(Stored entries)
▬▬▬▬▬▬▬▬▬▬
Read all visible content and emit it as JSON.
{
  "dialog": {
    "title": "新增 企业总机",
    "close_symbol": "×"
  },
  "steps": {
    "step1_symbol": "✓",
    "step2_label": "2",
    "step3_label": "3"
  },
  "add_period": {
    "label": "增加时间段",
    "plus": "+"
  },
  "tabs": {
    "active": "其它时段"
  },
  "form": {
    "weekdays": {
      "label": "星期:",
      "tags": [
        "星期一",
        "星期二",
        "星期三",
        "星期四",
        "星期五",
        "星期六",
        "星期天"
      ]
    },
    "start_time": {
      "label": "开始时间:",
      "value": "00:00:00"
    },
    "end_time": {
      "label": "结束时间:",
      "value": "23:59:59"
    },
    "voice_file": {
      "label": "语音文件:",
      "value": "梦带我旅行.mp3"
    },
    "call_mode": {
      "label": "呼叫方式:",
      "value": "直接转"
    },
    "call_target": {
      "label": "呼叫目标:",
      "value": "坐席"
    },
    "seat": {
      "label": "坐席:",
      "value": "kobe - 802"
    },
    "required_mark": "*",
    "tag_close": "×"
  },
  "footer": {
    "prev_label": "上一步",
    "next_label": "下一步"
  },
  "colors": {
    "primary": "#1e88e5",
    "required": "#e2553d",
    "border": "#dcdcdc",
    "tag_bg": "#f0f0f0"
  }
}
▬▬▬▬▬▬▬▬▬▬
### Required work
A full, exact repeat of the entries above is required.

### Response
Read all visible content and emit it as JSON.
{
  "dialog": {
    "title": "新增 企业总机",
    "close_symbol": "×"
  },
  "steps": {
    "step1_symbol": "✓",
    "step2_label": "2",
    "step3_label": "3"
  },
  "add_period": {
    "label": "增加时间段",
    "plus": "+"
  },
  "tabs": {
    "active": "其它时段"
  },
  "form": {
    "weekdays": {
      "label": "星期:",
      "tags": [
        "星期一",
        "星期二",
        "星期三",
        "星期四",
        "星期五",
        "星期六",
        "星期天"
      ]
    },
    "start_time": {
      "label": "开始时间:",
      "value": "00:00:00"
    },
    "end_time": {
      "label": "结束时间:",
      "value": "23:59:59"
    },
    "voice_file": {
      "label": "语音文件:",
      "value": "梦带我旅行.mp3"
    },
    "call_mode": {
      "label": "呼叫方式:",
      "value": "直接转"
    },
    "call_target": {
      "label": "呼叫目标:",
      "value": "坐席"
    },
    "seat": {
      "label": "坐席:",
      "value": "kobe - 802"
    },
    "required_mark": "*",
    "tag_close": "×"
  },
  "footer": {
    "prev_label": "上一步",
    "next_label": "下一步"
  },
  "colors": {
    "primary": "#1e88e5",
    "required": "#e2553d",
    "border": "#dcdcdc",
    "tag_bg": "#f0f0f0"
  }
}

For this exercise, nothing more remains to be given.